**WHAT YOU NEED TO DO**: Print all of the data exactly.

**RECORDED DATA**:
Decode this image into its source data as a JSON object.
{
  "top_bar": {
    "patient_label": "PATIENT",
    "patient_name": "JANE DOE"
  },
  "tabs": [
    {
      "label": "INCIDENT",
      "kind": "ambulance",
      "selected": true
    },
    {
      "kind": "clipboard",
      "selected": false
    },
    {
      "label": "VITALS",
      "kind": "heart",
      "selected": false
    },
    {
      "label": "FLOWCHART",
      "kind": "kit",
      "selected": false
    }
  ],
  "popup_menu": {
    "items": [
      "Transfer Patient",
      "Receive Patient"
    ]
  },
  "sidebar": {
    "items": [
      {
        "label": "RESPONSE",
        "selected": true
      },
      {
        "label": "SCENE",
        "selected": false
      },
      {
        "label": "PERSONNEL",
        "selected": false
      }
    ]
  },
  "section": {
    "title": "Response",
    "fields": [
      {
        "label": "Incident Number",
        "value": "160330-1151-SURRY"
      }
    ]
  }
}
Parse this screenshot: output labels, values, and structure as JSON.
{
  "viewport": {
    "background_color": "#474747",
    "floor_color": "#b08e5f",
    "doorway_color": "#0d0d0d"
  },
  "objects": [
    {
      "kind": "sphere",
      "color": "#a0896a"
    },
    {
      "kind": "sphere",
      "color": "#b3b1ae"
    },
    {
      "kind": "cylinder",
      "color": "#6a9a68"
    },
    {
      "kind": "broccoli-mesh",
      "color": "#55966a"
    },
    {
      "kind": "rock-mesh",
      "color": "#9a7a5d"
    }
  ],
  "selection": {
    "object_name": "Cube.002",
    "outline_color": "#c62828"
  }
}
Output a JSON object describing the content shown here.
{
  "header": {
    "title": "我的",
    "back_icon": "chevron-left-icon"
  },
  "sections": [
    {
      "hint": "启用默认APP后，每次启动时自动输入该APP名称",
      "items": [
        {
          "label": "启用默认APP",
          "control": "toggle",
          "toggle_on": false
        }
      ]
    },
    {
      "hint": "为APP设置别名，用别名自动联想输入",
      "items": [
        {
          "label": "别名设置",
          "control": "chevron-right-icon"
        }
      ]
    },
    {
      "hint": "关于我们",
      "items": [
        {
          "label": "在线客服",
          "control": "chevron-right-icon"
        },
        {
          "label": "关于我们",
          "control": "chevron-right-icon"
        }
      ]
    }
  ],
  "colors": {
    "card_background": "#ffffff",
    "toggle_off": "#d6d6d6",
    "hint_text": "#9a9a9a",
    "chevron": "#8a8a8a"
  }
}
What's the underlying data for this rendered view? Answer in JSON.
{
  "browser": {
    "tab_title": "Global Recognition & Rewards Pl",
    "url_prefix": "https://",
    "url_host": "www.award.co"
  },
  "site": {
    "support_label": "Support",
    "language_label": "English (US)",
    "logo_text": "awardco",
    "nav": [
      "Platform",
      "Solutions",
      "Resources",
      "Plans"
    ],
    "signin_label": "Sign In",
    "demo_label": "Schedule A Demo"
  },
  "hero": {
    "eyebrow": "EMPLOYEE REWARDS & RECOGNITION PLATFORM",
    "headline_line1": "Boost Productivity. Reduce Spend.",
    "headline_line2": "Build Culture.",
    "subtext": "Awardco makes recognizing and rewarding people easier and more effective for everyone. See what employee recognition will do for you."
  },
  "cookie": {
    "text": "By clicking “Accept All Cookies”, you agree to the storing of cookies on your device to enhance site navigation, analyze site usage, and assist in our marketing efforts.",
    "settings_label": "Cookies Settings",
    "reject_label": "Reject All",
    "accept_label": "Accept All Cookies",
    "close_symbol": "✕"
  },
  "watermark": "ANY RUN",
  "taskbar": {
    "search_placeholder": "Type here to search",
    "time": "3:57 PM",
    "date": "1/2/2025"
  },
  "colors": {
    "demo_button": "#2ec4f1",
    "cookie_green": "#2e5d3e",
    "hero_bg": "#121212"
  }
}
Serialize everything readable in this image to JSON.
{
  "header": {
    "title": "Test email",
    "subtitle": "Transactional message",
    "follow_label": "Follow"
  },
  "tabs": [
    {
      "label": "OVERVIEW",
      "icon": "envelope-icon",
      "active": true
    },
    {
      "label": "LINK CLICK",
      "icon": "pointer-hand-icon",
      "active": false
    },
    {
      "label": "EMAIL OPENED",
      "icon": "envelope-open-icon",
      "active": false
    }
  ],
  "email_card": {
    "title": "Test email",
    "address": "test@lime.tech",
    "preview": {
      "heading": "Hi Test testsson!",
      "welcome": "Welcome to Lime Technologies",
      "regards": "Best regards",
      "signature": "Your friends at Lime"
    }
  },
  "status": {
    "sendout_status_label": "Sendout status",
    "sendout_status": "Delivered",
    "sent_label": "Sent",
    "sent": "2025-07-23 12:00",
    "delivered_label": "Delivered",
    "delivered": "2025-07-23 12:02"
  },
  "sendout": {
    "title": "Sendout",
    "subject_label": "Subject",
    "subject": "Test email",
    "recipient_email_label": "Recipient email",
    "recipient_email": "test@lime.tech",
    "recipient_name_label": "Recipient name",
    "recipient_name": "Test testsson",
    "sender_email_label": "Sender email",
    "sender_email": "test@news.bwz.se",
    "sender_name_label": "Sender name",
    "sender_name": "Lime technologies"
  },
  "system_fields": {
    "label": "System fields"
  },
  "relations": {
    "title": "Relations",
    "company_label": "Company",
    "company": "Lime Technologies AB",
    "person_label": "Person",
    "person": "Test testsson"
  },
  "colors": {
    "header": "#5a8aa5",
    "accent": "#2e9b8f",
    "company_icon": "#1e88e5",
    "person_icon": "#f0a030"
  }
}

**OUTPUT OF THE EXERCISE**:
Decode this image into its source data as a JSON object.
{
  "top_bar": {
    "patient_label": "PATIENT",
    "patient_name": "JANE DOE"
  },
  "tabs": [
    {
      "label": "INCIDENT",
      "kind": "ambulance",
      "selected": true
    },
    {
      "kind": "clipboard",
      "selected": false
    },
    {
      "label": "VITALS",
      "kind": "heart",
      "selected": false
    },
    {
      "label": "FLOWCHART",
      "kind": "kit",
      "selected": false
    }
  ],
  "popup_menu": {
    "items": [
      "Transfer Patient",
      "Receive Patient"
    ]
  },
  "sidebar": {
    "items": [
      {
        "label": "RESPONSE",
        "selected": true
      },
      {
        "label": "SCENE",
        "selected": false
      },
      {
        "label": "PERSONNEL",
        "selected": false
      }
    ]
  },
  "section": {
    "title": "Response",
    "fields": [
      {
        "label": "Incident Number",
        "value": "160330-1151-SURRY"
      }
    ]
  }
}
Parse this screenshot: output labels, values, and structure as JSON.
{
  "viewport": {
    "background_color": "#474747",
    "floor_color": "#b08e5f",
    "doorway_color": "#0d0d0d"
  },
  "objects": [
    {
      "kind": "sphere",
      "color": "#a0896a"
    },
    {
      "kind": "sphere",
      "color": "#b3b1ae"
    },
    {
      "kind": "cylinder",
      "color": "#6a9a68"
    },
    {
      "kind": "broccoli-mesh",
      "color": "#55966a"
    },
    {
      "kind": "rock-mesh",
      "color": "#9a7a5d"
    }
  ],
  "selection": {
    "object_name": "Cube.002",
    "outline_color": "#c62828"
  }
}
Output a JSON object describing the content shown here.
{
  "header": {
    "title": "我的",
    "back_icon": "chevron-left-icon"
  },
  "sections": [
    {
      "hint": "启用默认APP后，每次启动时自动输入该APP名称",
      "items": [
        {
          "label": "启用默认APP",
          "control": "toggle",
          "toggle_on": false
        }
      ]
    },
    {
      "hint": "为APP设置别名，用别名自动联想输入",
      "items": [
        {
          "label": "别名设置",
          "control": "chevron-right-icon"
        }
      ]
    },
    {
      "hint": "关于我们",
      "items": [
        {
          "label": "在线客服",
          "control": "chevron-right-icon"
        },
        {
          "label": "关于我们",
          "control": "chevron-right-icon"
        }
      ]
    }
  ],
  "colors": {
    "card_background": "#ffffff",
    "toggle_off": "#d6d6d6",
    "hint_text": "#9a9a9a",
    "chevron": "#8a8a8a"
  }
}
What's the underlying data for this rendered view? Answer in JSON.
{
  "browser": {
    "tab_title": "Global Recognition & Rewards Pl",
    "url_prefix": "https://",
    "url_host": "www.award.co"
  },
  "site": {
    "support_label": "Support",
    "language_label": "English (US)",
    "logo_text": "awardco",
    "nav": [
      "Platform",
      "Solutions",
      "Resources",
      "Plans"
    ],
    "signin_label": "Sign In",
    "demo_label": "Schedule A Demo"
  },
  "hero": {
    "eyebrow": "EMPLOYEE REWARDS & RECOGNITION PLATFORM",
    "headline_line1": "Boost Productivity. Reduce Spend.",
    "headline_line2": "Build Culture.",
    "subtext": "Awardco makes recognizing and rewarding people easier and more effective for everyone. See what employee recognition will do for you."
  },
  "cookie": {
    "text": "By clicking “Accept All Cookies”, you agree to the storing of cookies on your device to enhance site navigation, analyze site usage, and assist in our marketing efforts.",
    "settings_label": "Cookies Settings",
    "reject_label": "Reject All",
    "accept_label": "Accept All Cookies",
    "close_symbol": "✕"
  },
  "watermark": "ANY RUN",
  "taskbar": {
    "search_placeholder": "Type here to search",
    "time": "3:57 PM",
    "date": "1/2/2025"
  },
  "colors": {
    "demo_button": "#2ec4f1",
    "cookie_green": "#2e5d3e",
    "hero_bg": "#121212"
  }
}
Serialize everything readable in this image to JSON.
{
  "header": {
    "title": "Test email",
    "subtitle": "Transactional message",
    "follow_label": "Follow"
  },
  "tabs": [
    {
      "label": "OVERVIEW",
      "icon": "envelope-icon",
      "active": true
    },
    {
      "label": "LINK CLICK",
      "icon": "pointer-hand-icon",
      "active": false
    },
    {
      "label": "EMAIL OPENED",
      "icon": "envelope-open-icon",
      "active": false
    }
  ],
  "email_card": {
    "title": "Test email",
    "address": "test@lime.tech",
    "preview": {
      "heading": "Hi Test testsson!",
      "welcome": "Welcome to Lime Technologies",
      "regards": "Best regards",
      "signature": "Your friends at Lime"
    }
  },
  "status": {
    "sendout_status_label": "Sendout status",
    "sendout_status": "Delivered",
    "sent_label": "Sent",
    "sent": "2025-07-23 12:00",
    "delivered_label": "Delivered",
    "delivered": "2025-07-23 12:02"
  },
  "sendout": {
    "title": "Sendout",
    "subject_label": "Subject",
    "subject": "Test email",
    "recipient_email_label": "Recipient email",
    "recipient_email": "test@lime.tech",
    "recipient_name_label": "Recipient name",
    "recipient_name": "Test testsson",
    "sender_email_label": "Sender email",
    "sender_email": "test@news.bwz.se",
    "sender_name_label": "Sender name",
    "sender_name": "Lime technologies"
  },
  "system_fields": {
    "label": "System fields"
  },
  "relations": {
    "title": "Relations",
    "company_label": "Company",
    "company": "Lime Technologies AB",
    "person_label": "Person",
    "person": "Test testsson"
  },
  "colors": {
    "header": "#5a8aa5",
    "accent": "#2e9b8f",
    "company_icon": "#1e88e5",
    "person_icon": "#f0a030"
  }
}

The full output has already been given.